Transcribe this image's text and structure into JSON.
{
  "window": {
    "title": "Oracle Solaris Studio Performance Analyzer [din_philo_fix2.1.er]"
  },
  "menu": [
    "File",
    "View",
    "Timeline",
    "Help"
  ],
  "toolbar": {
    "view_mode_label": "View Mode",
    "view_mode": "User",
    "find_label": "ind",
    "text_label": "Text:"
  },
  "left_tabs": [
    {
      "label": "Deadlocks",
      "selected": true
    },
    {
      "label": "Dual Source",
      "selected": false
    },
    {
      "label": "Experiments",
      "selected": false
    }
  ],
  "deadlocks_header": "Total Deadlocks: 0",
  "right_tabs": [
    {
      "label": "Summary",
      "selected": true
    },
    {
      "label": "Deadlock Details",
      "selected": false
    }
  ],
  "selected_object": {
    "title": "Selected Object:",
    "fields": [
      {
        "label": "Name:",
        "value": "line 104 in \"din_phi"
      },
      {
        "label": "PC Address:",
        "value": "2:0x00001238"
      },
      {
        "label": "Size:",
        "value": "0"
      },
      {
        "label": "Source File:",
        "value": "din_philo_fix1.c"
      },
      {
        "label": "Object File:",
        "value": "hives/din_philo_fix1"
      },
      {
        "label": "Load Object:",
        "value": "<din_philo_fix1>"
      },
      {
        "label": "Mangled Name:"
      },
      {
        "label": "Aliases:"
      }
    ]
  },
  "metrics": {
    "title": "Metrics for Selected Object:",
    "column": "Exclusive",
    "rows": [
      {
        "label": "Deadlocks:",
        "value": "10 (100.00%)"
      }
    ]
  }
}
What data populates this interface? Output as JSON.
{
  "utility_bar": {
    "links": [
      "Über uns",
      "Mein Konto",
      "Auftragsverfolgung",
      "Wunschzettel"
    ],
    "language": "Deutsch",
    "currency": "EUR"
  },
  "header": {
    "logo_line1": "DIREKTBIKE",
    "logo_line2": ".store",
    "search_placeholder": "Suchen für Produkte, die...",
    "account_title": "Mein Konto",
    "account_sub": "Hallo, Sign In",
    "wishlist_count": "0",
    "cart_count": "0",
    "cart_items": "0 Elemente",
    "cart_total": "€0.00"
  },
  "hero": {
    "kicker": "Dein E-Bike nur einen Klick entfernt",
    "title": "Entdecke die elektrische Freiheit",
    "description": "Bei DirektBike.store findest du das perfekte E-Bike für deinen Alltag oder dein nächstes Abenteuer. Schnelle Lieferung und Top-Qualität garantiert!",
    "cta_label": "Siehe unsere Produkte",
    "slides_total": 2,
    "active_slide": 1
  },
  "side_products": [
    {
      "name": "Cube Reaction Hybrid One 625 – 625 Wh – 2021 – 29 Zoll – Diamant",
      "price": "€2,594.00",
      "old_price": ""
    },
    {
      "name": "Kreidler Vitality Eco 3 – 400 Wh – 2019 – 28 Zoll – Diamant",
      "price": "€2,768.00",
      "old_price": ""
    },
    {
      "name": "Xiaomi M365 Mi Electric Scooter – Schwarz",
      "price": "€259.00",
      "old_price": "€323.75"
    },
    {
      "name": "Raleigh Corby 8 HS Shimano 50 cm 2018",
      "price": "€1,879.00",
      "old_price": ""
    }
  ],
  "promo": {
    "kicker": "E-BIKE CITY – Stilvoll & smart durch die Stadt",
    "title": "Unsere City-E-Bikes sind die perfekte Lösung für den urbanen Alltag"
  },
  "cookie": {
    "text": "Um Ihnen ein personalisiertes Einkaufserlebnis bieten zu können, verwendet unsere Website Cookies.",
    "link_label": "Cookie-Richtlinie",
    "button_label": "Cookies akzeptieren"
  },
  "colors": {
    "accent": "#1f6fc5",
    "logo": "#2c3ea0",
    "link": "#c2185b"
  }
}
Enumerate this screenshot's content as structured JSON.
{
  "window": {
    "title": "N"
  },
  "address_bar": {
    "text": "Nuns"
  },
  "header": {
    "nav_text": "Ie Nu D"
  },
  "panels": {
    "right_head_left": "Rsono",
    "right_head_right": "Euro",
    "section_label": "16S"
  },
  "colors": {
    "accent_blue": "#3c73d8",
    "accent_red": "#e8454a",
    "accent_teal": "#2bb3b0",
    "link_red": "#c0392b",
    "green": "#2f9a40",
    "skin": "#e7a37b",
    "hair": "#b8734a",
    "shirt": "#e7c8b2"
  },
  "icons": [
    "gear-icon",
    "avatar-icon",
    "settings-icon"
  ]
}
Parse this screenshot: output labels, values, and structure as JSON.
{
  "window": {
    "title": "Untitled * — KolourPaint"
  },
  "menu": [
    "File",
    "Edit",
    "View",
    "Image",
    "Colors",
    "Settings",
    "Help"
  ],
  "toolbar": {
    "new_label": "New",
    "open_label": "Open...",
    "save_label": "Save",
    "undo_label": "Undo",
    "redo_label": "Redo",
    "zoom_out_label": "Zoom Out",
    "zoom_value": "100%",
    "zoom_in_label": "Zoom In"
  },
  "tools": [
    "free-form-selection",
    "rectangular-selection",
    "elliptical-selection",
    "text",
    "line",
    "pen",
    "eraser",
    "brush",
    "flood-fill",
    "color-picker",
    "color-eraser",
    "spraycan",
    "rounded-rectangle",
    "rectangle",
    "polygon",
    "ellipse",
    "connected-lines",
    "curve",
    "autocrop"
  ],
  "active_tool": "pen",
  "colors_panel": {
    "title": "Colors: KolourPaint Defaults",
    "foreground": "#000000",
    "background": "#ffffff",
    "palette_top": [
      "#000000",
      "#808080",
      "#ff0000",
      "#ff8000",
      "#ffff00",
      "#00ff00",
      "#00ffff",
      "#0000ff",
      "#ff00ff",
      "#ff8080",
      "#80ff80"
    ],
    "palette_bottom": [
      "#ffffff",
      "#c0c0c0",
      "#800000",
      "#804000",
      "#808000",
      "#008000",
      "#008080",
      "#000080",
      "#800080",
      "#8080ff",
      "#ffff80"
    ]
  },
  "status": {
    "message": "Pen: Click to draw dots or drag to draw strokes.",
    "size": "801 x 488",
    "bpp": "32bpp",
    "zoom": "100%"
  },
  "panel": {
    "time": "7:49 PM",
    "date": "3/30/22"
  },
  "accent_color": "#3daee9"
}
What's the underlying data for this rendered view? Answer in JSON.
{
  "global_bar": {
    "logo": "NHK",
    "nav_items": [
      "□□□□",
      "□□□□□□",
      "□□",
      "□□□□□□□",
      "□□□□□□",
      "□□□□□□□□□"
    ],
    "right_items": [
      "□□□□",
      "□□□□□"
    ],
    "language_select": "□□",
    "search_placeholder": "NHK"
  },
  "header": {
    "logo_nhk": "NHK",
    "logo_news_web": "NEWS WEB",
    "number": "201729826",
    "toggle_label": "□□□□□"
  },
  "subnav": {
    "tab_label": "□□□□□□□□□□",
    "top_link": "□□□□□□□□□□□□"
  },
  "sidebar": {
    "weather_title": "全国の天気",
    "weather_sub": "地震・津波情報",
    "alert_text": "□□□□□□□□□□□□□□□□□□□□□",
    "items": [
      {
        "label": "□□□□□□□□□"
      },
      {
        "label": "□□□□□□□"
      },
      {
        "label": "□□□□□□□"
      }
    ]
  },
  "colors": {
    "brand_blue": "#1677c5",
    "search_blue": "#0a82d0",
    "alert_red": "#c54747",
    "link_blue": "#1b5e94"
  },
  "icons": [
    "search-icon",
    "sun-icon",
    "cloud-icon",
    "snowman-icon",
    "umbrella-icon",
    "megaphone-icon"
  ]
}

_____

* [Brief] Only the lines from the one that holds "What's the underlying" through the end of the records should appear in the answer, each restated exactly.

* [Expected answer]
What's the underlying data for this rendered view? Answer in JSON.
{
  "global_bar": {
    "logo": "NHK",
    "nav_items": [
      "□□□□",
      "□□□□□□",
      "□□",
      "□□□□□□□",
      "□□□□□□",
      "□□□□□□□□□"
    ],
    "right_items": [
      "□□□□",
      "□□□□□"
    ],
    "language_select": "□□",
    "search_placeholder": "NHK"
  },
  "header": {
    "logo_nhk": "NHK",
    "logo_news_web": "NEWS WEB",
    "number": "201729826",
    "toggle_label": "□□□□□"
  },
  "subnav": {
    "tab_label": "□□□□□□□□□□",
    "top_link": "□□□□□□□□□□□□"
  },
  "sidebar": {
    "weather_title": "全国の天気",
    "weather_sub": "地震・津波情報",
    "alert_text": "□□□□□□□□□□□□□□□□□□□□□",
    "items": [
      {
        "label": "□□□□□□□□□"
      },
      {
        "label": "□□□□□□□"
      },
      {
        "label": "□□□□□□□"
      }
    ]
  },
  "colors": {
    "brand_blue": "#1677c5",
    "search_blue": "#0a82d0",
    "alert_red": "#c54747",
    "link_blue": "#1b5e94"
  },
  "icons": [
    "search-icon",
    "sun-icon",
    "cloud-icon",
    "snowman-icon",
    "umbrella-icon",
    "megaphone-icon"
  ]
}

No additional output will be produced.